In the past year, prices for homes have dropped throughout B.C., and yet what might be considered “affordable housing” is still in desperately short supply. Construction costs are down, as the demand for new homes has subsided, but the cost of land remains high. Indeed, not only do we have a shortage of developable land in Vancouver – and elsewhere in B.C. – but that shortage is compounded by a restrictive zoning and entitlement process.
The lowest cost for which you can build a home, excluding land, is well over $325 per square foot; land costs alone add another $50 to $200 per square foot (depending on the city and building you’re living in). Your average Vancouver couple – say, a hospital worker and a police officer – can no longer afford the mortgage on a home in the community in which they work.
So who’s to blame for the affordability crisis? Is it the greedy developers? I would argue no. Developers in Vancouver work on very narrow profit margins – 50 per cent smaller than the typical developer south of the border.
Is it the condo investor who’s preventing an increase in affordable housing stock? Again, no. Without that investor, there would be no new rental units coming on the market (it doesn’t take two hands to count the number of actual rental buildings built in Vancouver in the past 10 years).
As unsatisfying as it is to say, the problem is beyond our control: we remain a desirable place to live, and as long as we keep our borders open there will always be someone willing to pay the price of entry.
That’s not to say there aren’t creative solutions out there. Two projects I’ve worked on in recent years point the way to affordability, each offering smart ways of densifying a community and spreading land costs. At Woodward’s the developer Westbank/Peterson was allowed to build 536 market condominiums and obtained 300,000 square feet of density to be transferred to future development sites. In exchange, they agreed to build 200 non-market social housing units, which will be turned over to the city and managed by the Portland Hotel Society.
Similarly, at L’Hermitage at Robson and Richards, the developer Millennium added density by purchasing two building sites next door to the condo development – including the drug-infested Passlin Hotel, which consisted of 47 single-room-occupancy units – tearing them down and replacing them with 47 new single-room accommodations. In return, Millennium was “bonused” enough density by the City of Vancouver to add four floors to the top, where big-ticket condos could be built and sold – and thus make this scenario work for both city and developer.
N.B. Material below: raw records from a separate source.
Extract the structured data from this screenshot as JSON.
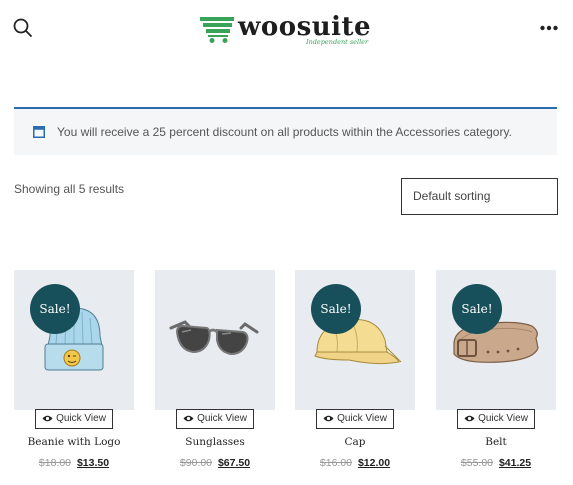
{
  "header": {
    "logo_text": "woosuite",
    "logo_tagline": "Independent seller",
    "search_icon": "search-icon",
    "menu_icon": "more-horizontal-icon"
  },
  "notice": {
    "icon": "calendar-icon",
    "text": "You will receive a 25 percent discount on all products within the Accessories category.",
    "accent_color": "#2b6cb0"
  },
  "shop": {
    "result_count": "Showing all 5 results",
    "sorting_selected": "Default sorting"
  },
  "colors": {
    "sale_badge": "#17505a",
    "image_background": "#e8ecf1",
    "logo_green": "#3aa35a"
  },
  "products": [
    {
      "title": "Beanie with Logo",
      "old_price": "$18.00",
      "new_price": "$13.50",
      "sale": "Sale!",
      "quick_view": "Quick View",
      "icon": "beanie-icon"
    },
    {
      "title": "Sunglasses",
      "old_price": "$90.00",
      "new_price": "$67.50",
      "sale": "",
      "quick_view": "Quick View",
      "icon": "sunglasses-icon"
    },
    {
      "title": "Cap",
      "old_price": "$16.00",
      "new_price": "$12.00",
      "sale": "Sale!",
      "quick_view": "Quick View",
      "icon": "cap-icon"
    },
    {
      "title": "Belt",
      "old_price": "$55.00",
      "new_price": "$41.25",
      "sale": "Sale!",
      "quick_view": "Quick View",
      "icon": "belt-icon"
    }
  ]
}
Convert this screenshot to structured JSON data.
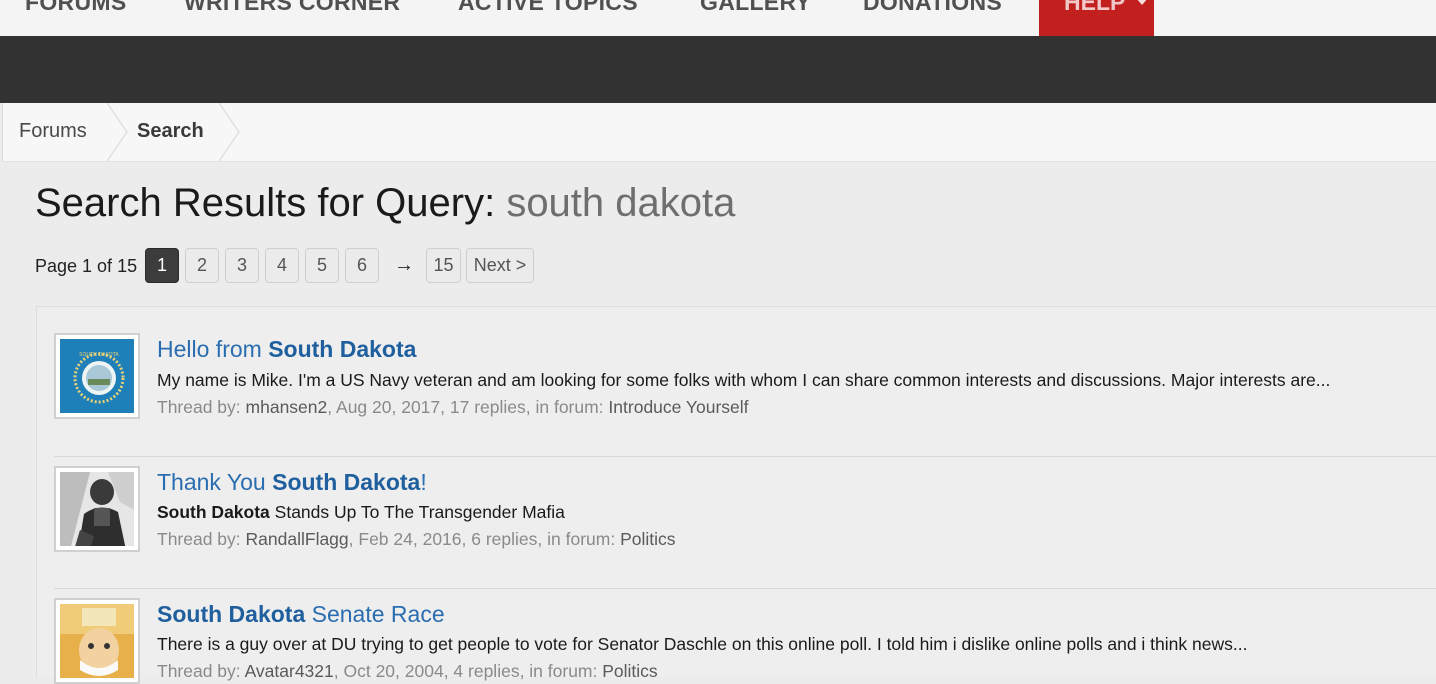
{
  "nav": {
    "items": [
      "FORUMS",
      "WRITERS CORNER",
      "ACTIVE TOPICS",
      "GALLERY",
      "DONATIONS"
    ],
    "help_label": "HELP",
    "help_color": "#c2201f"
  },
  "breadcrumb": {
    "items": [
      "Forums",
      "Search"
    ]
  },
  "heading": {
    "prefix": "Search Results for Query:",
    "query": "south dakota"
  },
  "pager": {
    "label": "Page 1 of 15",
    "pages": [
      "1",
      "2",
      "3",
      "4",
      "5",
      "6"
    ],
    "current": "1",
    "arrow": "→",
    "last": "15",
    "next": "Next >"
  },
  "results": [
    {
      "title_pre": "Hello from ",
      "title_bold": "South Dakota",
      "title_post": "",
      "snippet_bold": "",
      "snippet": "My name is Mike. I'm a US Navy veteran and am looking for some folks with whom I can share common interests and discussions. Major interests are...",
      "by_label": "Thread by: ",
      "author": "mhansen2",
      "details": ", Aug 20, 2017, 17 replies, in forum: ",
      "forum": "Introduce Yourself",
      "avatar_icon": "south-dakota-flag-icon"
    },
    {
      "title_pre": "Thank You ",
      "title_bold": "South Dakota",
      "title_post": "!",
      "snippet_bold": "South Dakota",
      "snippet": " Stands Up To The Transgender Mafia",
      "by_label": "Thread by: ",
      "author": "RandallFlagg",
      "details": ", Feb 24, 2016, 6 replies, in forum: ",
      "forum": "Politics",
      "avatar_icon": "man-portrait-icon"
    },
    {
      "title_pre": "",
      "title_bold": "South Dakota",
      "title_post": " Senate Race",
      "snippet_bold": "",
      "snippet": "There is a guy over at DU trying to get people to vote for Senator Daschle on this online poll. I told him i dislike online polls and i think news...",
      "by_label": "Thread by: ",
      "author": "Avatar4321",
      "details": ", Oct 20, 2004, 4 replies, in forum: ",
      "forum": "Politics",
      "avatar_icon": "cartoon-monopoly-man-icon"
    }
  ]
}
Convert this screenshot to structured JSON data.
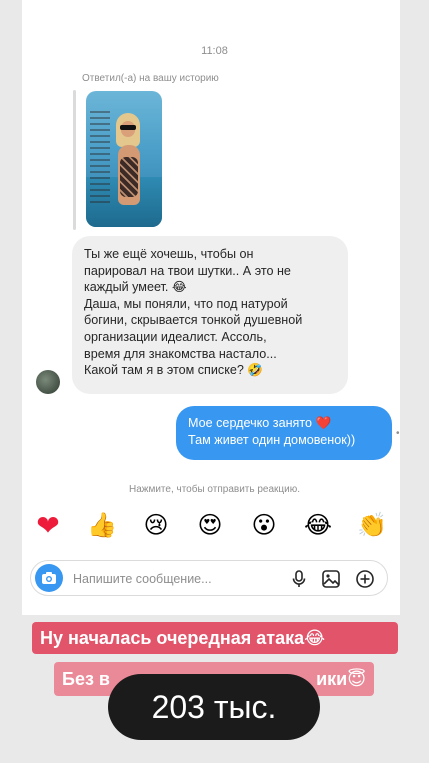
{
  "chat": {
    "time": "11:08",
    "reply_caption": "Ответил(-а) на вашу историю",
    "incoming_lines": [
      "Ты же ещё хочешь, чтобы он",
      "парировал на твои шутки.. А это не",
      "каждый умеет. 😂",
      "Даша, мы поняли, что под натурой",
      "богини, скрывается тонкой душевной",
      "организации идеалист. Ассоль,",
      "время для знакомства настало...",
      "Какой там я в этом списке? 🤣"
    ],
    "outgoing_lines": [
      "Мое сердечко занято ❤️",
      "Там живет один домовенок))"
    ],
    "more_glyph": "•"
  },
  "reactions": {
    "hint": "Нажмите, чтобы отправить реакцию.",
    "items": [
      "❤",
      "👍",
      "😢",
      "😍",
      "😮",
      "😂",
      "👏"
    ]
  },
  "composer": {
    "placeholder": "Напишите сообщение..."
  },
  "overlay": {
    "caption_1": "Ну началась очередная атака😂",
    "caption_2_left": "Без в",
    "caption_2_right": "ики😇",
    "views": "203 тыс."
  },
  "colors": {
    "accent": "#3897f0",
    "caption_1_bg": "#e2546a",
    "caption_2_bg": "#ea8a98"
  }
}
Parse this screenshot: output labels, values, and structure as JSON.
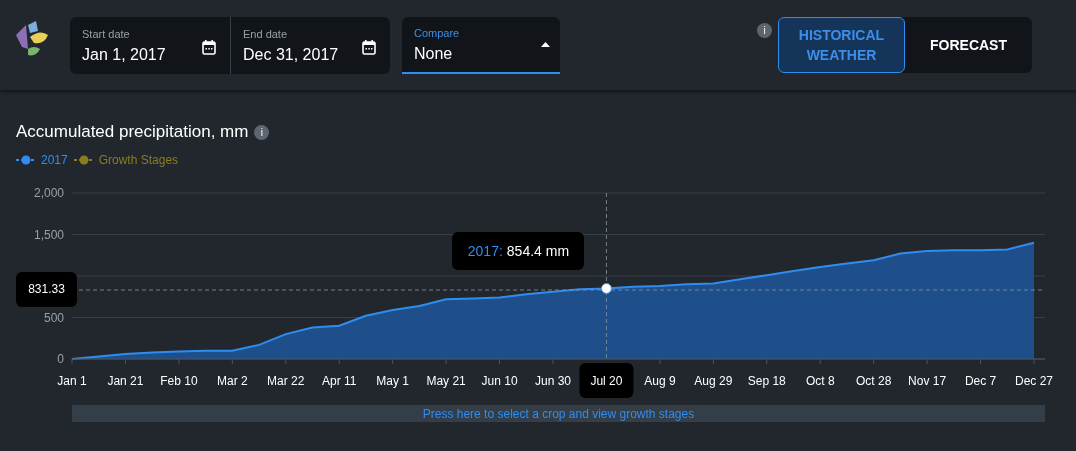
{
  "header": {
    "date_fields": [
      {
        "label": "Start date",
        "value": "Jan 1, 2017"
      },
      {
        "label": "End date",
        "value": "Dec 31, 2017"
      }
    ],
    "compare": {
      "label": "Compare",
      "value": "None"
    },
    "info_icon": "i",
    "mode_tabs": [
      {
        "label": "HISTORICAL WEATHER",
        "selected": true
      },
      {
        "label": "FORECAST",
        "selected": false
      }
    ]
  },
  "chart": {
    "title": "Accumulated precipitation, mm",
    "info_icon": "i",
    "extra_legend": [
      {
        "label": "Growth Stages",
        "color": "#8a7d1e"
      }
    ],
    "chart_data": {
      "type": "area",
      "ylim": [
        0,
        2000
      ],
      "yticks": [
        {
          "value": 0,
          "label": "0"
        },
        {
          "value": 500,
          "label": "500"
        },
        {
          "value": 1500,
          "label": "1,500"
        },
        {
          "value": 2000,
          "label": "2,000"
        }
      ],
      "categories": [
        "Jan 1",
        null,
        "Jan 21",
        null,
        "Feb 10",
        null,
        "Mar 2",
        null,
        "Mar 22",
        null,
        "Apr 11",
        null,
        "May 1",
        null,
        "May 21",
        null,
        "Jun 10",
        null,
        "Jun 30",
        null,
        "Jul 20",
        null,
        "Aug 9",
        null,
        "Aug 29",
        null,
        "Sep 18",
        null,
        "Oct 8",
        null,
        "Oct 28",
        null,
        "Nov 17",
        null,
        "Dec 7",
        null,
        "Dec 27"
      ],
      "series": [
        {
          "name": "2017",
          "color": "#2f8df2",
          "values": [
            0,
            30,
            60,
            80,
            90,
            100,
            100,
            170,
            300,
            380,
            400,
            520,
            590,
            640,
            720,
            730,
            740,
            780,
            810,
            840,
            850,
            870,
            880,
            900,
            910,
            960,
            1010,
            1060,
            1110,
            1150,
            1190,
            1270,
            1300,
            1310,
            1310,
            1320,
            1400
          ]
        }
      ],
      "ref_lines": [
        {
          "axis": "y",
          "value": 831.33,
          "label": "831.33"
        },
        {
          "axis": "x",
          "value": "Jul 20"
        }
      ]
    },
    "crosshair": {
      "tooltip_series": "2017:",
      "tooltip_value": "854.4 mm"
    },
    "banner": "Press here to select a crop and view growth stages"
  }
}
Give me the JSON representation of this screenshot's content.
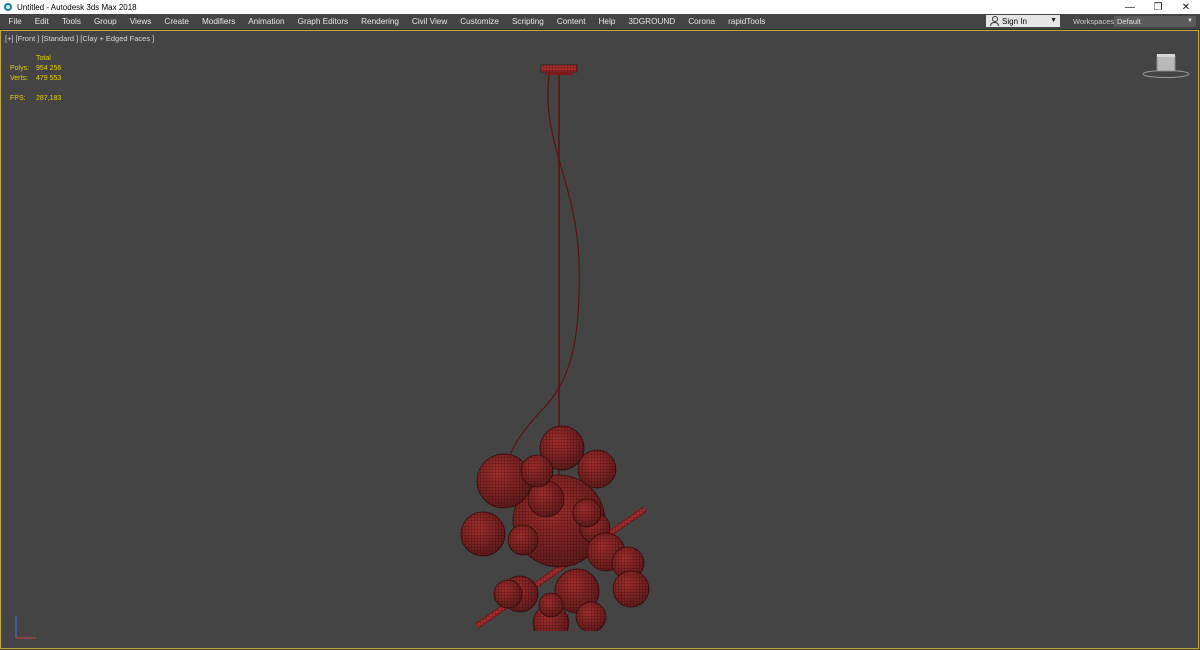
{
  "window": {
    "title": "Untitled - Autodesk 3ds Max 2018",
    "controls": {
      "minimize": "—",
      "restore": "❐",
      "close": "✕"
    }
  },
  "menu": {
    "items": [
      "File",
      "Edit",
      "Tools",
      "Group",
      "Views",
      "Create",
      "Modifiers",
      "Animation",
      "Graph Editors",
      "Rendering",
      "Civil View",
      "Customize",
      "Scripting",
      "Content",
      "Help",
      "3DGROUND",
      "Corona",
      "rapidTools"
    ],
    "sign_in": "Sign In",
    "workspaces_label": "Workspaces:",
    "workspaces_value": "Default"
  },
  "viewport": {
    "label": "[+] [Front ] [Standard ] [Clay + Edged Faces ]",
    "stats": {
      "header": "Total",
      "polys_label": "Polys:",
      "polys_value": "954 256",
      "verts_label": "Verts:",
      "verts_value": "479 553",
      "fps_label": "FPS:",
      "fps_value": "287,183"
    }
  },
  "colors": {
    "viewport_bg": "#444444",
    "viewport_border": "#c8a43a",
    "stats_text": "#e6d200",
    "model_fill": "#a42e2e",
    "model_wire": "#4a0d0d"
  }
}
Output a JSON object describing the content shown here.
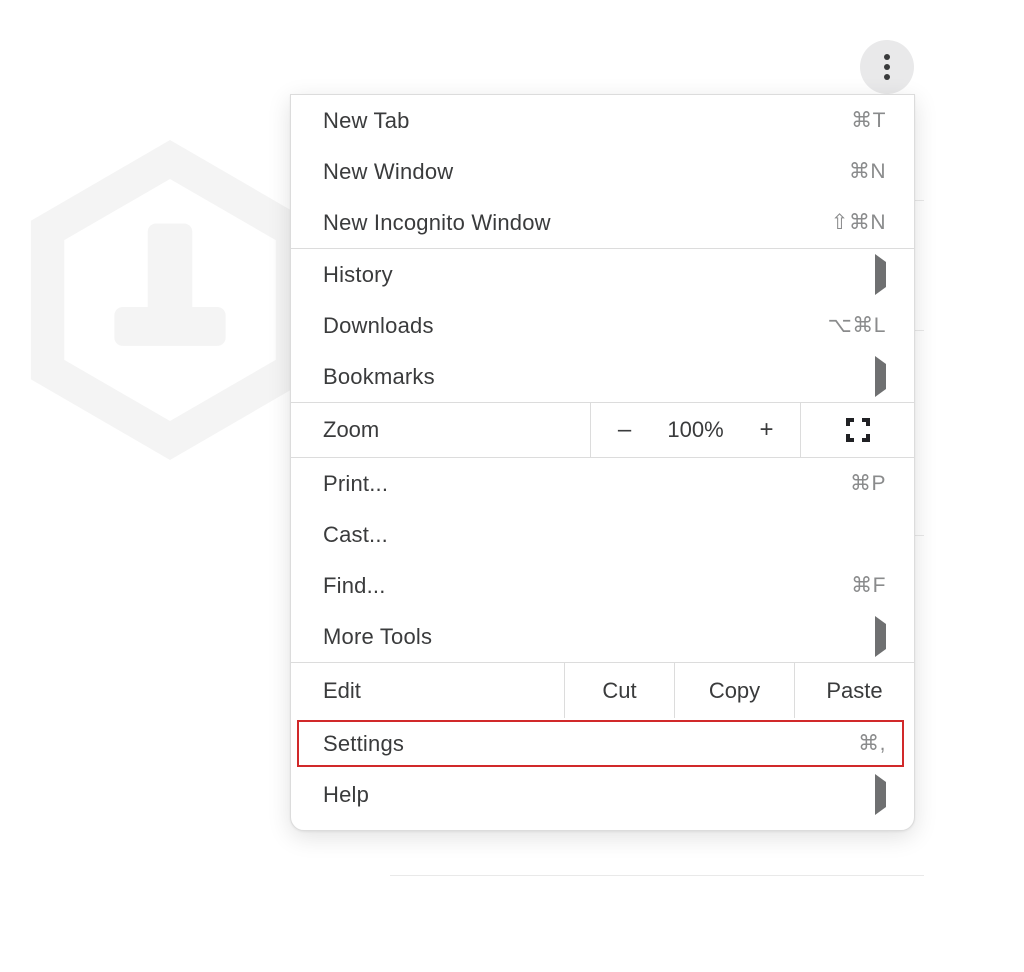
{
  "menu": {
    "section1": {
      "new_tab": {
        "label": "New Tab",
        "shortcut": "⌘T"
      },
      "new_window": {
        "label": "New Window",
        "shortcut": "⌘N"
      },
      "new_incognito": {
        "label": "New Incognito Window",
        "shortcut": "⇧⌘N"
      }
    },
    "section2": {
      "history": {
        "label": "History"
      },
      "downloads": {
        "label": "Downloads",
        "shortcut": "⌥⌘L"
      },
      "bookmarks": {
        "label": "Bookmarks"
      }
    },
    "zoom": {
      "label": "Zoom",
      "minus": "–",
      "value": "100%",
      "plus": "+"
    },
    "section3": {
      "print": {
        "label": "Print...",
        "shortcut": "⌘P"
      },
      "cast": {
        "label": "Cast..."
      },
      "find": {
        "label": "Find...",
        "shortcut": "⌘F"
      },
      "more_tools": {
        "label": "More Tools"
      }
    },
    "edit": {
      "label": "Edit",
      "cut": "Cut",
      "copy": "Copy",
      "paste": "Paste"
    },
    "section4": {
      "settings": {
        "label": "Settings",
        "shortcut": "⌘,"
      },
      "help": {
        "label": "Help"
      }
    }
  }
}
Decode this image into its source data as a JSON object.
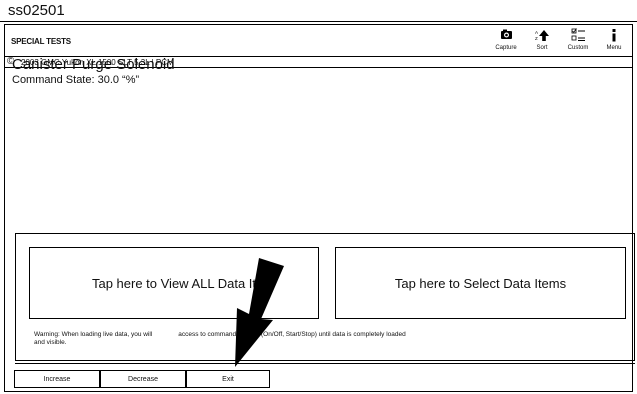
{
  "figure_id": "ss02501",
  "header": {
    "title": "SPECIAL TESTS"
  },
  "toolbar": [
    {
      "label": "Capture",
      "icon": "camera-icon"
    },
    {
      "label": "Sort",
      "icon": "sort-icon"
    },
    {
      "label": "Custom",
      "icon": "custom-list-icon"
    },
    {
      "label": "Menu",
      "icon": "menu-icon"
    }
  ],
  "vehicle": {
    "copyright": "©",
    "text": "2003 GMC Yukon XL 1500 SLT 5.3L | PCM"
  },
  "test": {
    "name": "Canister Purge Solenoid",
    "command_state": "Command State:  30.0 “%”"
  },
  "panel": {
    "view_all": "Tap here to View ALL Data It",
    "select_items": "Tap here to Select Data Items",
    "warning_line1": "Warning: When loading live data, you will",
    "warning_line1b": "access to command buttons (On/Off, Start/Stop) until data is completely loaded",
    "warning_line2": "and visible."
  },
  "bottom_buttons": {
    "increase": "Increase",
    "decrease": "Decrease",
    "exit": "Exit"
  }
}
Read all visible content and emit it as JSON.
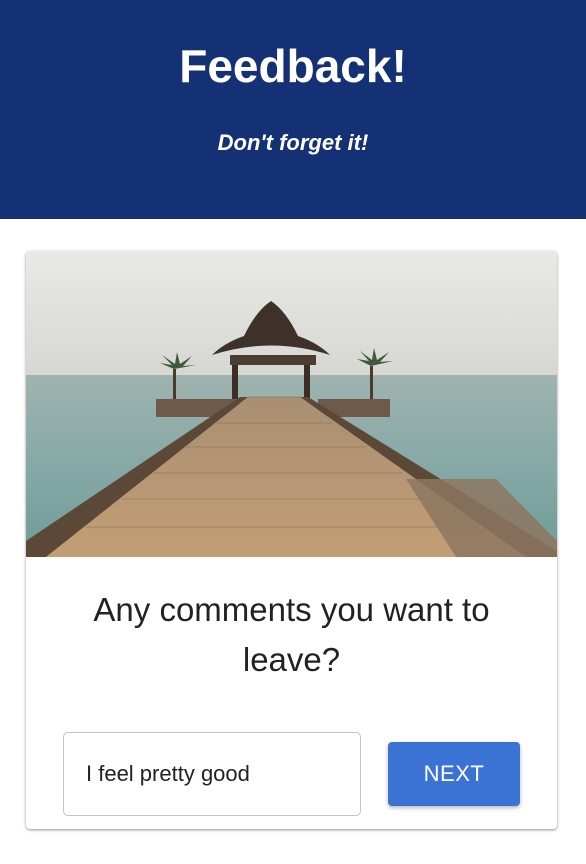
{
  "header": {
    "title": "Feedback!",
    "subtitle": "Don't forget it!",
    "background_color": "#133174"
  },
  "card": {
    "question": "Any comments you want to leave?",
    "comment_input": {
      "value": "I feel pretty good"
    },
    "next_button": {
      "label": "NEXT",
      "color": "#3a73d3"
    }
  }
}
Of course, the examples above are about creating social housing for society’s hardest hit. But for those hospital workers and police officers, living in a single-room accommodation is not an answer. For them, affordability is a question of innovative financing, with one possible solution being what
I call the “Optional Affordability Program.”
In this scenario, municipalities allow developers of any site to add 10 per cent or even 20 per cent additional (affordable) suites to current zoning. Let’s say it’s 20 extra condos that are, on average, 1,000-square-foot two-bedroom units, with a land value component of $100,000 each. The municipality would place a charge on title equal to $100,000, allowing those units to sell for $100,000 less – with all subsequent buyers paying market value less the charge on title (plus some specified inflation rate).
The charge on title can be paid off at any time, allowing the condo to then travel with market values. That $100,000 would then be paid back to the city, with the money going (presumably) toward other housing needs.
Vancouver will never be a cheap place to live. In fact, it never was. But with some creative thinking about zoning and financing, we can build a sustainable community in which more people, from all walks of life, can afford to live where they work. That should be our priority.